Recorded data
--*--
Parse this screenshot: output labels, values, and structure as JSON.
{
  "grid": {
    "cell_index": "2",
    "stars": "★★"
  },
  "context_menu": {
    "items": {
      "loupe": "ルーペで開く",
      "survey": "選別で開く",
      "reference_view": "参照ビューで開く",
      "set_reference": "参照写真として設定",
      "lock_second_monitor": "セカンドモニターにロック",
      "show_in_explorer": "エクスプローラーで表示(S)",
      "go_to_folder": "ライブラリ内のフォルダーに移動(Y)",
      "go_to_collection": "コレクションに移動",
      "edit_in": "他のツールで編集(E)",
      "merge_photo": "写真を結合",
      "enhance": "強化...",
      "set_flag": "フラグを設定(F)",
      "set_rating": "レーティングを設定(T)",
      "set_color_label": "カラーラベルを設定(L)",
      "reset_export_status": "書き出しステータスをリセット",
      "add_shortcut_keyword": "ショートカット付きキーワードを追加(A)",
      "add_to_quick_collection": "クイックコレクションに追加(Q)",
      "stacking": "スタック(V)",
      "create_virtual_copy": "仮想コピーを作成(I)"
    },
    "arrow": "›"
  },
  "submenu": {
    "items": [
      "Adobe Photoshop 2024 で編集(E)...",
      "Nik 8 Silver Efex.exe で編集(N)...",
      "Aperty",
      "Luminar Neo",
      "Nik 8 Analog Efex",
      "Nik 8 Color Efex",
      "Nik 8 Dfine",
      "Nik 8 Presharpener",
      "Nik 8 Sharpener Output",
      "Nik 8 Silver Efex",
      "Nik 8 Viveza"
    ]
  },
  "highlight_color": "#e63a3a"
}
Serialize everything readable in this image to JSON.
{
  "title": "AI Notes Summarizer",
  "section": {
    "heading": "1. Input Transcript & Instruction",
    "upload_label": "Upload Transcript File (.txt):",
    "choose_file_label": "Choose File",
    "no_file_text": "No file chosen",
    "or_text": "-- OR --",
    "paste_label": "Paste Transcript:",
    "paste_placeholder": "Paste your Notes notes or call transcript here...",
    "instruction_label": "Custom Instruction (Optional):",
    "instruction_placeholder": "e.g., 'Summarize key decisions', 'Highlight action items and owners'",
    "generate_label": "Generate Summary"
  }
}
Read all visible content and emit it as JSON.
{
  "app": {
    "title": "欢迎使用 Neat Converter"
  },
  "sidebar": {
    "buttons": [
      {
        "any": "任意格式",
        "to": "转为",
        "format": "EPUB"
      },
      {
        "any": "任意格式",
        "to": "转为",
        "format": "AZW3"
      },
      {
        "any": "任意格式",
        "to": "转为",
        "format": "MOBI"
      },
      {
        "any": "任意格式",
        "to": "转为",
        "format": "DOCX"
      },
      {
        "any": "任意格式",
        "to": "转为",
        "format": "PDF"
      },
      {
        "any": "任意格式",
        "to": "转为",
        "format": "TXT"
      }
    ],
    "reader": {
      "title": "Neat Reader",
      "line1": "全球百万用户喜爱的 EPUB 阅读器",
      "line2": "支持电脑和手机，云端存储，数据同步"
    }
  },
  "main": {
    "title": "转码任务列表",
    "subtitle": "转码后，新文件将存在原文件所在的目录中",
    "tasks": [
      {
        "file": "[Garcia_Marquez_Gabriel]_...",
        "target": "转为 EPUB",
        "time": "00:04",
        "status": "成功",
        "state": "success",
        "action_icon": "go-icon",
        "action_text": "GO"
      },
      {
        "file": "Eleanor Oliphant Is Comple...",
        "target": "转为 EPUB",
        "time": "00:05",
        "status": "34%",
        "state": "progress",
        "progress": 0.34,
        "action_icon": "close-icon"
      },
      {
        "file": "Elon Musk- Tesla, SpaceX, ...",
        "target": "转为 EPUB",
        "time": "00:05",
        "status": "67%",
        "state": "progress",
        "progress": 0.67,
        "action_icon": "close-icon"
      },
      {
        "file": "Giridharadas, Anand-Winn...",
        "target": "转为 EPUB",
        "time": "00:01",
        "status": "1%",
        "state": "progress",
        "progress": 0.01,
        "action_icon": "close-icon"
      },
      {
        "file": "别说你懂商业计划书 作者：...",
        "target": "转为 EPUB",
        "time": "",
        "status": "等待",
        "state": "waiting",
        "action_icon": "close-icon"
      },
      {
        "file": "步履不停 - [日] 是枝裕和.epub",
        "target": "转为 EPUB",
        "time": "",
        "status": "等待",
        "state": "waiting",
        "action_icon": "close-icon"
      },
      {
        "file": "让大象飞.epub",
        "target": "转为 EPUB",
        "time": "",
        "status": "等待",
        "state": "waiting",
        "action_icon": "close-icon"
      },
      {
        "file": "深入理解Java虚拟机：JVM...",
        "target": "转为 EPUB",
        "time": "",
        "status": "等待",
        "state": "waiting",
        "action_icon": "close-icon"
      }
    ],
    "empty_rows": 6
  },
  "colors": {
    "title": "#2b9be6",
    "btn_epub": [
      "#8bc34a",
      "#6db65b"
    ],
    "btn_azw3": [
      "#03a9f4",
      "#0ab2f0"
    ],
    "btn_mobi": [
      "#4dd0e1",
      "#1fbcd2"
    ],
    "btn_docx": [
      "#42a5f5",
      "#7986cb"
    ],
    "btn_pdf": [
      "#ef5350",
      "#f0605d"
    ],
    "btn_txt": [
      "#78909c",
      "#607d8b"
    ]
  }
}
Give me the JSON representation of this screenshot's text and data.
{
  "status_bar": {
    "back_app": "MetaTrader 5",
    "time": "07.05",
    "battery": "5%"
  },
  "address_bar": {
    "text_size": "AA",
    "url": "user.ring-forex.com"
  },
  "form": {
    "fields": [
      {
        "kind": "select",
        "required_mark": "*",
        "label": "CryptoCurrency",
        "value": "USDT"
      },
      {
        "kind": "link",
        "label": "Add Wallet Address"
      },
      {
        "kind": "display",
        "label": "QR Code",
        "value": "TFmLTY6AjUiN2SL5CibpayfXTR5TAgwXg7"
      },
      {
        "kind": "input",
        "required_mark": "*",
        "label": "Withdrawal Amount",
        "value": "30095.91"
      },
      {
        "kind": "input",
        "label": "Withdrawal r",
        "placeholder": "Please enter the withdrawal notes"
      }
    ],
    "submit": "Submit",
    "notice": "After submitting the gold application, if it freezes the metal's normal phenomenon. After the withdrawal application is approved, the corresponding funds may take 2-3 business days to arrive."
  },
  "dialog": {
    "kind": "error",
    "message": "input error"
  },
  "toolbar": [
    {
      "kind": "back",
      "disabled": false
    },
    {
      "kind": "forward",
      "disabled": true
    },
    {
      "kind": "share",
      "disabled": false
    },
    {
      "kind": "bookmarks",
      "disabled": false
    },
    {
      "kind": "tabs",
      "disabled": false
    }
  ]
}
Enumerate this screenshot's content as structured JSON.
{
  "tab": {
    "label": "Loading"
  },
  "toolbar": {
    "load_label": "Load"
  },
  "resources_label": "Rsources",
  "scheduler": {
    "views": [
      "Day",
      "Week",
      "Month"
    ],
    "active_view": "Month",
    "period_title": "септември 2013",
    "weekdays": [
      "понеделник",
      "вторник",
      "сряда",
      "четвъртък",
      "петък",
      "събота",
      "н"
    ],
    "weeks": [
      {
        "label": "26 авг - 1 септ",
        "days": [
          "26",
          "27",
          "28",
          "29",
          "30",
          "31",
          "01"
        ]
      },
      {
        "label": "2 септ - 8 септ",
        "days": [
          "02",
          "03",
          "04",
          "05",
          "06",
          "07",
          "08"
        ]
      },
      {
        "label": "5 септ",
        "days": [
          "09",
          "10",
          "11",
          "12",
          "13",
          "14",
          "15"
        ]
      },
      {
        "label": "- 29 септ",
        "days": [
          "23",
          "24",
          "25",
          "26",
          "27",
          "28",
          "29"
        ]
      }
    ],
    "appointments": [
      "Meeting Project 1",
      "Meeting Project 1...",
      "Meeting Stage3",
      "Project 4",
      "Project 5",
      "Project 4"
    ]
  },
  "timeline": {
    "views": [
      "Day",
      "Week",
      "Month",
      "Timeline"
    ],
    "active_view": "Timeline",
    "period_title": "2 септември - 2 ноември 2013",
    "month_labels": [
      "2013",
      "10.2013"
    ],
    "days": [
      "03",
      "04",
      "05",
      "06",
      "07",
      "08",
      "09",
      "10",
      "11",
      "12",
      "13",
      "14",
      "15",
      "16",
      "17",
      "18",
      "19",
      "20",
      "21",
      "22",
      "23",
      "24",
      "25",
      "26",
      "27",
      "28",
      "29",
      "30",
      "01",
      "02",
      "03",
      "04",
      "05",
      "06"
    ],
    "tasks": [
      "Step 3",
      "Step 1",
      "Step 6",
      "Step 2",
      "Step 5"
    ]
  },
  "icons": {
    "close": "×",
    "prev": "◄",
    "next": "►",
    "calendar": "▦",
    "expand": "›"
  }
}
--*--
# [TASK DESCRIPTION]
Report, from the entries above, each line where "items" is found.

# [TASK RESULT]
    "items": {
    "items": [
    "instruction_placeholder": "e.g., 'Summarize key decisions', 'Highlight action items and owners'",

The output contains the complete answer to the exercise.